During our travels around China last year, we decided to spend a day in Hangzhou, located about 30 minutes with the bullettrain from Shanghai. This was a decision that we did not regret. Although it was very rainy and humid during August, it still stands out as one of my favorite cities in China. Although it has a population of 2,5 million people, it still has a very calm feel to it, with its West Lake, beautiful scenery, and numerous temples to explore. Here’s a little overview of the things that you cannot miss when visiting Hangzhou.
West Lake is without doubt the main attraction of Hangzhou, and with good reason. Surrounded by pagoda-topped hills, the lake is definitely the definition of classical Chinese beauty. Although not being that authentic, there are still a bunch of really great activities to do here, from strolling or biking along the lake, or taking a boatride, either the major cruises from No 1 Park or my favorite, the paddle boats from Bái Causeway. Don’t forget to bring your mosquito repellant!
Another must do in Hangzhou is to visit one of the many pagodas, gardens, and temples along the lake. Our favorite was Léifeng Pagoda, which is located on the South side of the lake. From the top of the pagoda you have beautiful views of the lake. I would recommend going here just before the sun sets to see the lights change.
The most famous Buddhist temple in Hangzhou is the Língyin temple, which dates back to year 326, but has been destroyed and rebuilt several times since then.

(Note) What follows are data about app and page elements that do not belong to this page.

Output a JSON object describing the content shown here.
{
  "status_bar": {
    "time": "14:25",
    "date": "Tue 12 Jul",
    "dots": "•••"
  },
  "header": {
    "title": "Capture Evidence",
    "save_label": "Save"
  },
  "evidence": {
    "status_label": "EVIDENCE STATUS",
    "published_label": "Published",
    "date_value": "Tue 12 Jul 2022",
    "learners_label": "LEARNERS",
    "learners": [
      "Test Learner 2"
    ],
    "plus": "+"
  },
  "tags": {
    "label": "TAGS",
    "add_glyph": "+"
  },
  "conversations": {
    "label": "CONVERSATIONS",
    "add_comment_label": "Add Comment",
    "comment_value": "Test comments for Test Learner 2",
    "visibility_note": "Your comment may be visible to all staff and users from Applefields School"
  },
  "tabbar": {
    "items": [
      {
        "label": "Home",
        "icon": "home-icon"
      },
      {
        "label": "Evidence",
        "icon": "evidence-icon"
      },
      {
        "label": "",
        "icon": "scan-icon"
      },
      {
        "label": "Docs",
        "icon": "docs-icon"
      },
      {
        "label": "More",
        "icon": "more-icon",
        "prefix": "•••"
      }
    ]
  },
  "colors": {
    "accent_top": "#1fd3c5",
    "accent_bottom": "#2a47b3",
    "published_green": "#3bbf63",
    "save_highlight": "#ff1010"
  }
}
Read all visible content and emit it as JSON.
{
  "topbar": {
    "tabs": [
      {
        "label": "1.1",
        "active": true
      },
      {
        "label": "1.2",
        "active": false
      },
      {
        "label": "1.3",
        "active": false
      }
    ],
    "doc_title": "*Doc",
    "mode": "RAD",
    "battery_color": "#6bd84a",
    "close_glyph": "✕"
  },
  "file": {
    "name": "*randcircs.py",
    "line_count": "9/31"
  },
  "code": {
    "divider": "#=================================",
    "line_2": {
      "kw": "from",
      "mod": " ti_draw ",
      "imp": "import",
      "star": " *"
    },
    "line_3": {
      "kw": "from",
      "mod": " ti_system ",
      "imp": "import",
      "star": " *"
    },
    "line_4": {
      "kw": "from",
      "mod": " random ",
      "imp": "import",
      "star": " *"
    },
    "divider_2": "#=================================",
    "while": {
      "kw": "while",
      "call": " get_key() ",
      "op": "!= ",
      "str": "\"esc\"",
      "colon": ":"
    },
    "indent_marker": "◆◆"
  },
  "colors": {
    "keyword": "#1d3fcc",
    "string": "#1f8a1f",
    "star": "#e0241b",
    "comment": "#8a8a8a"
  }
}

Língyin temple is a collection of several temples housing many different Buddhas, from the major statues of Milefo and Siddhartha Gautama, to the Great Hall which houses 150 small figures in different poses.
Now, although the temples are beautiful and definitely worth a visit, my favorite part of this attraction is the 470 Buddhist carvings in the outlying hills. The most popular is the laughing Maitreya Buddha in the bottom right of the photo below, and can be found along the path towards the temple. But if you’re up for a hike, you can find carvings deep into the grottoes which date back to the 10th to 14th century, and definitely worth checking out.
China National Tea Musem
One thing that I have to return to Hangzhou to experience is the China National Tea Museum south of West Lake. This museum is surrounded by hills full of tea bushes and tea-producing villages. You can even taste the famous lóngjing green tea at the Dragon Well Tea Village near the plantation.
What is your favorite attraction in Hangzhou?